Record Breaking Cold in Boston- Yeah, it's a cold morning. My windshield washer anti freeze fluid is frozen. My GPS won't turn on until I warm up the car for a while. Signs on the highway read, "Extreme cold Saturday and Sunday. Plan ahead." I'm planning.

The top of Mt Jackson is 4052 feet, temp -10 F mid day, 30 to 40 MPH gusts. I'm planning to reach the top. I'm not planning to stay there for more than 3 seconds.

Any issues in the cold?

Frozen Eyelashes- Tiny ice balls are forming on my eyelashes. It takes me awhile to figure out what I'm seeing and feeling on my face. Then I get a kick out of it!

Frozen Hands- I can only take my hands out of my mittens for about 1 minute before they get seriously cold. I'm using massive down mittens, glove liners, and hand warmers. I have 3 extra sets of hand warmers just in case. If my hands get too cold it's dangerous because it becomes harder to adjust layers, hydrate, fuel up, and do the self care that's needed to stay warm and moving.

Frozen Wind- Above treeline is intense! I can't face into the wind for more than a minute before I have to turn away. The tiniest gaps in my layers of face protection create slivers of numbness almost immediately. Below treeline the wind is mostly blocked, totally different.

Disclaimer- My above treeline hike for Sunday with the AMC was canceled in honer of the record breaking cold and strong winds. So I hiked solo but I picked a quick, easy, 5 mile hike, mostly in trees, on a very popular trail, and I didn't start until mid day to hit the warmest time. Very sane if I do say so myself.

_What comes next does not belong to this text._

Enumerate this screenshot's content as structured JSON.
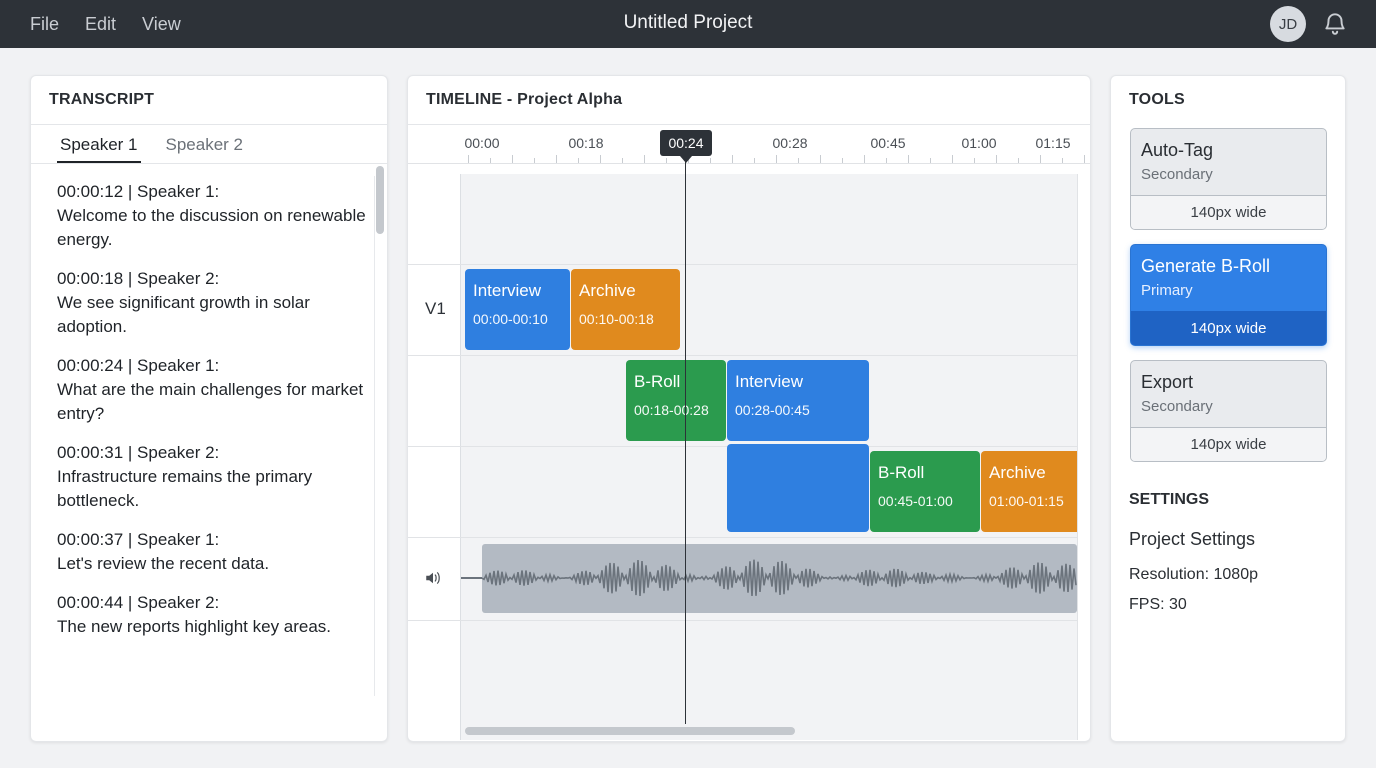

I obeyed the highway signs. I planned ahead.

Hiked, Mt Jackson, 5 miles, 4 hours, Temp 0 to -10, strong wind, sunny, solo.

Saturday, February 6, 2016

Head in the Clouds

Final Approach to Summit

We bumped our heads on the clouds as we approached the peak. But we still had views! And views are what it's all about.

Hike, Moosilauke, 10 miles, 7 hours, with Boston AMC Winter Hiking Program. Leaders-
Alex Nedzel, Robert Knudsen.